Events

GI Sicherheit 2018 Conference

Last week (25th – 27th April), I attended the “Sicherheit 2018” in Konstanz which is the annual meeting of the security community of the Gesellschaft für Informatik e.V. (GI) in Germany. The conference is in equal proportions attended by researchers and people of the industry working in security-related disciplines which lead to lively and pleasant discussions conversations.

The topics discussed were contentual wide-reaching, so there were very technical talks like Sebastian Banescu who was the winner and one of two candidates nominated for the best PhD thesis award presenting about “Characterizing the Strength of Software Obfuscation Against Automated Attacks”, as well as conceptual presentations such as Sabrina Krausz elucidated her bachelor thesis about an integrated procedure model for planning and implementing an ISMS on the example of the pharmaceutical production.

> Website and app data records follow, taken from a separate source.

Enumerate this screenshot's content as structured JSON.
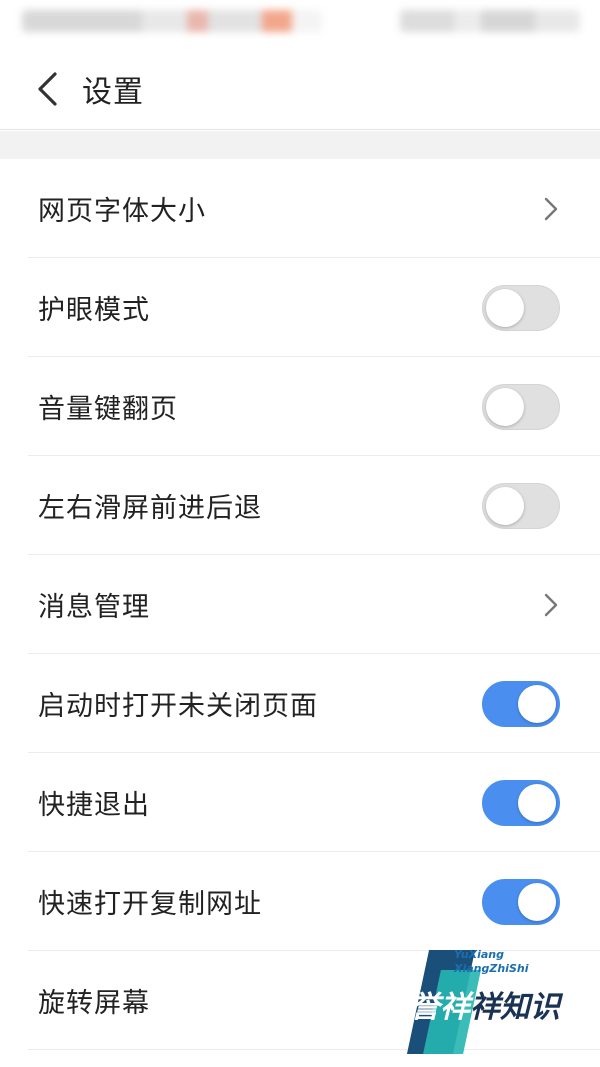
{
  "header": {
    "title": "设置",
    "back_icon": "chevron-left-icon"
  },
  "settings": [
    {
      "id": "font-size",
      "label": "网页字体大小",
      "control": "chevron"
    },
    {
      "id": "eye-protection",
      "label": "护眼模式",
      "control": "toggle",
      "on": false
    },
    {
      "id": "volume-key-page",
      "label": "音量键翻页",
      "control": "toggle",
      "on": false
    },
    {
      "id": "swipe-navigation",
      "label": "左右滑屏前进后退",
      "control": "toggle",
      "on": false
    },
    {
      "id": "message-management",
      "label": "消息管理",
      "control": "chevron"
    },
    {
      "id": "restore-pages",
      "label": "启动时打开未关闭页面",
      "control": "toggle",
      "on": true
    },
    {
      "id": "quick-exit",
      "label": "快捷退出",
      "control": "toggle",
      "on": true
    },
    {
      "id": "open-copied-url",
      "label": "快速打开复制网址",
      "control": "toggle",
      "on": true
    },
    {
      "id": "rotate-screen",
      "label": "旋转屏幕",
      "control": "none"
    }
  ],
  "watermark": {
    "line1": "YuXiang",
    "line2": "XiangZhiShi",
    "brand_a": "誉祥",
    "brand_b": "祥知识"
  },
  "colors": {
    "toggle_on": "#4a8ff0",
    "toggle_off": "#e0e0e0",
    "divider": "#ececec"
  }
}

The first day started with a keynote by Prof. Dr. Marc Strittmatter about the General Data Protection Regulation (GDPR) and its IT security requirements. Sessions covered talks about privacy, privacy-enhancing technologies, tools for automatic analysis of data gathered from identity data leaks as well as proper anonymization and pseudonymization of personally identifiable information. The day was closed after the awarding of the CAST/GI PhD award.

The second and third day covered many other interesting topics, but I would like to present one talk I personally enjoyed because it faced the problem of the users’ policy compliance in work environments with restrictive security technologies. The talk was named “On the possible impact of security technology design on policy adherent user behavior – Results from a controlled empirical experiment”. The main findings comprised of the fact that the users showed a large willingness to protect the customer data and used more work-intensive workarounds even when they could have broken the security policy to reduce their personal pressure and frustration. This opportunity was taken by the participants at the end of the experiment. The authors state that these policy violations stem from bad working conditions worsened by security technology. They argue that the users’ role must be reconsidered in design stages to provide effective and secure working environments with reduced policy violations.

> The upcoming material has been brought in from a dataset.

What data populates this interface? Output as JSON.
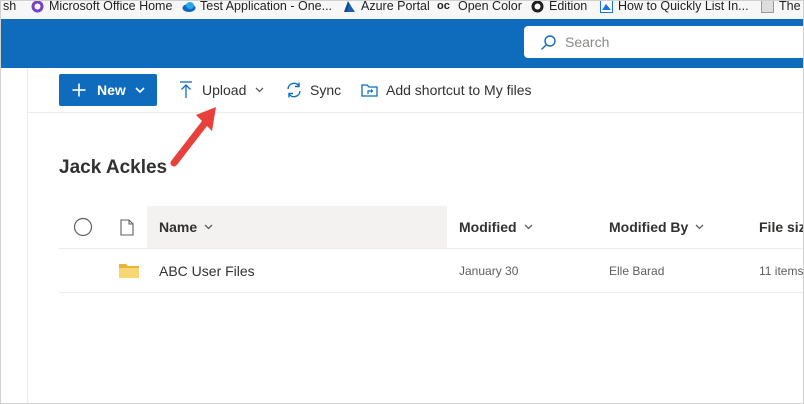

Thanks for having me!

Cheers,

Julian

Leave a Reply

Your email address will not be published.